Old August 8th 03, 03:38 AM
Pete
external usenet poster
 
Posts: n/a
Default Q. Will I benefit from different tire size or type?


"Rick Onanian" wrote in message
news
On Fri, 08 Aug 2003 01:08:40 GMT, Pete wrote:
A 200lb rider/bike creates a 2 sq in patch for a bike tire pumped to 100
psi. No matter what the width or diameter.


Close. Actually, this would be correct:
A 200lb rider/unicycle creates a 2 sq in patch for a unicycle
tire pumped to 100 psi. No matter what the width or diameter.

Forgot that some of the rider's weight is on the _other_
bicycle tire?


ok, ok

But the concept still stands.

Pete


 




Thread Tools
Display Modes

Posting Rules
You may not post new threads
You may not post replies
You may not post attachments
You may not edit your posts

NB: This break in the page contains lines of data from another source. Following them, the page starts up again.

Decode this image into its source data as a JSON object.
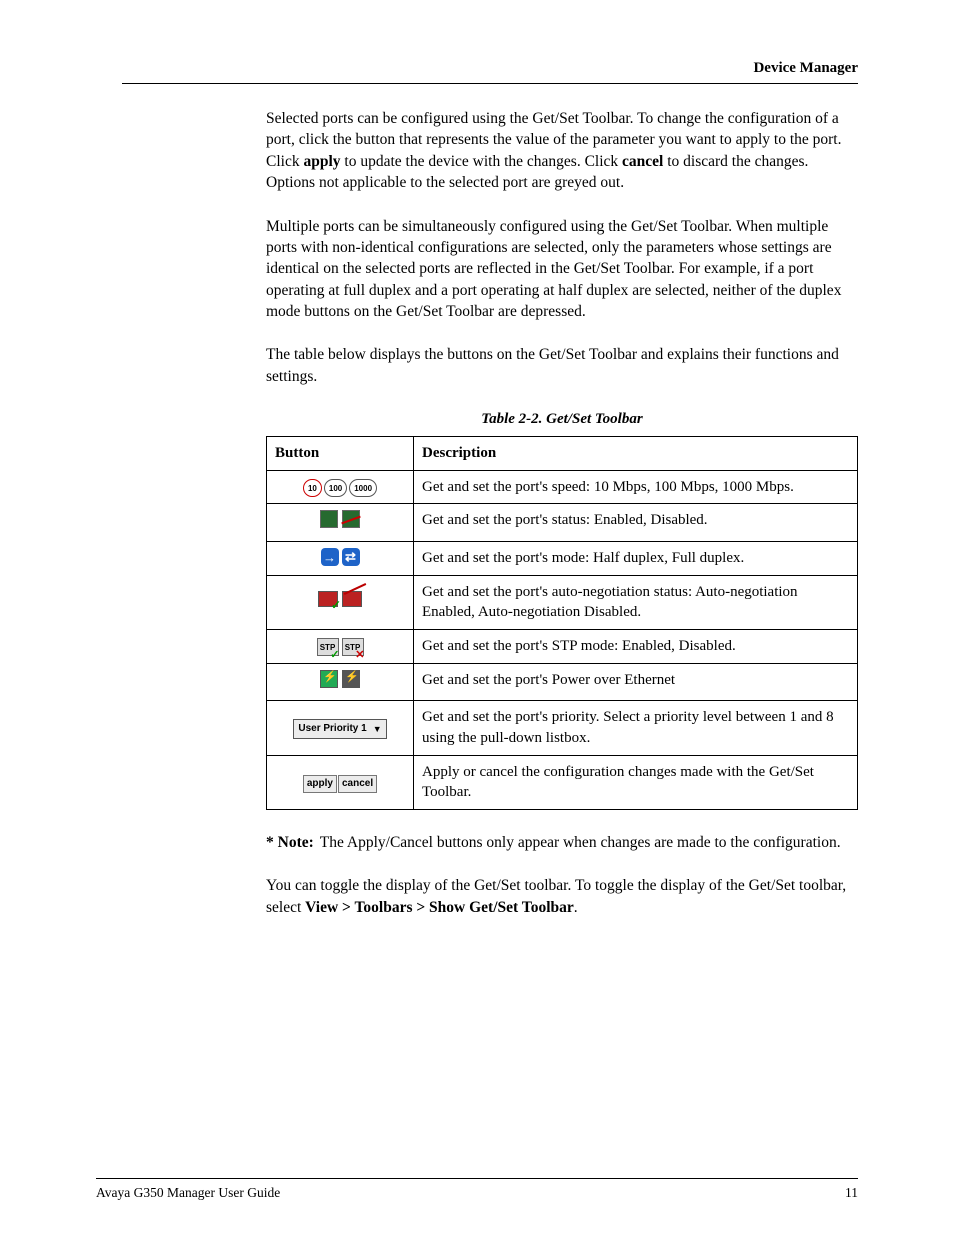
{
  "header": {
    "title": "Device Manager"
  },
  "paragraphs": {
    "p1_a": "Selected ports can be configured using the Get/Set Toolbar. To change the configuration of a port, click the button that represents the value of the parameter you want to apply to the port. Click ",
    "p1_apply": "apply",
    "p1_b": " to update the device with the changes. Click ",
    "p1_cancel": "cancel",
    "p1_c": " to discard the changes. Options not applicable to the selected port are greyed out.",
    "p2": "Multiple ports can be simultaneously configured using the Get/Set Toolbar. When multiple ports with non-identical configurations are selected, only the parameters whose settings are identical on the selected ports are reflected in the Get/Set Toolbar. For example, if a port operating at full duplex and a port operating at half duplex are selected, neither of the duplex mode buttons on the Get/Set Toolbar are depressed.",
    "p3": "The table below displays the buttons on the Get/Set Toolbar and explains their functions and settings.",
    "p4_a": "You can toggle the display of the Get/Set toolbar. To toggle the display of the Get/Set toolbar, select ",
    "p4_menu": "View > Toolbars > Show Get/Set Toolbar",
    "p4_b": "."
  },
  "table": {
    "caption": "Table 2-2.  Get/Set Toolbar",
    "head_button": "Button",
    "head_desc": "Description",
    "rows": [
      {
        "desc": "Get and set the port's speed: 10 Mbps, 100 Mbps, 1000 Mbps."
      },
      {
        "desc": "Get and set the port's status: Enabled, Disabled."
      },
      {
        "desc": "Get and set the port's mode: Half duplex, Full duplex."
      },
      {
        "desc": "Get and set the port's auto-negotiation status: Auto-negotiation Enabled, Auto-negotiation Disabled."
      },
      {
        "desc": "Get and set the port's STP mode: Enabled, Disabled."
      },
      {
        "desc": "Get and set the port's Power over Ethernet"
      },
      {
        "desc": "Get and set the port's priority. Select a priority level between 1 and 8 using the pull-down listbox."
      },
      {
        "desc": "Apply or cancel the configuration changes made with the Get/Set Toolbar."
      }
    ]
  },
  "icons": {
    "speed10": "10",
    "speed100": "100",
    "speed1000": "1000",
    "half": "→",
    "full": "⇄",
    "stp": "STP",
    "priority_label": "User Priority 1",
    "apply": "apply",
    "cancel": "cancel"
  },
  "note": {
    "label": "* Note:",
    "text": "The Apply/Cancel buttons only appear when changes are made to the configuration."
  },
  "footer": {
    "left": "Avaya G350 Manager User Guide",
    "right": "11"
  }
}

vB code is On
Smilies are On
[IMG] code is On
HTML code is Off
Forum Jump

Similar Threads
Thread Thread Starter Forum Replies Last Post
Tire size for 180 lb rider David Kerber General 36 May 29th 04 11:38 AM
Tire size for least rolling resistance? Chris Hansen General 6 April 10th 04 02:03 AM
Q. Will I benefit from different tire size or type? Joe Samangitak General 15 August 8th 03 03:38 AM


All times are GMT +1. The time now is 06:39 PM.


Powered by vBulletin® Version 3.6.4
Copyright ©2000 - 2018, Jelsoft Enterprises Ltd.
Copyright 2004-2018 CycleBanter.com.
The comments are property of their posters.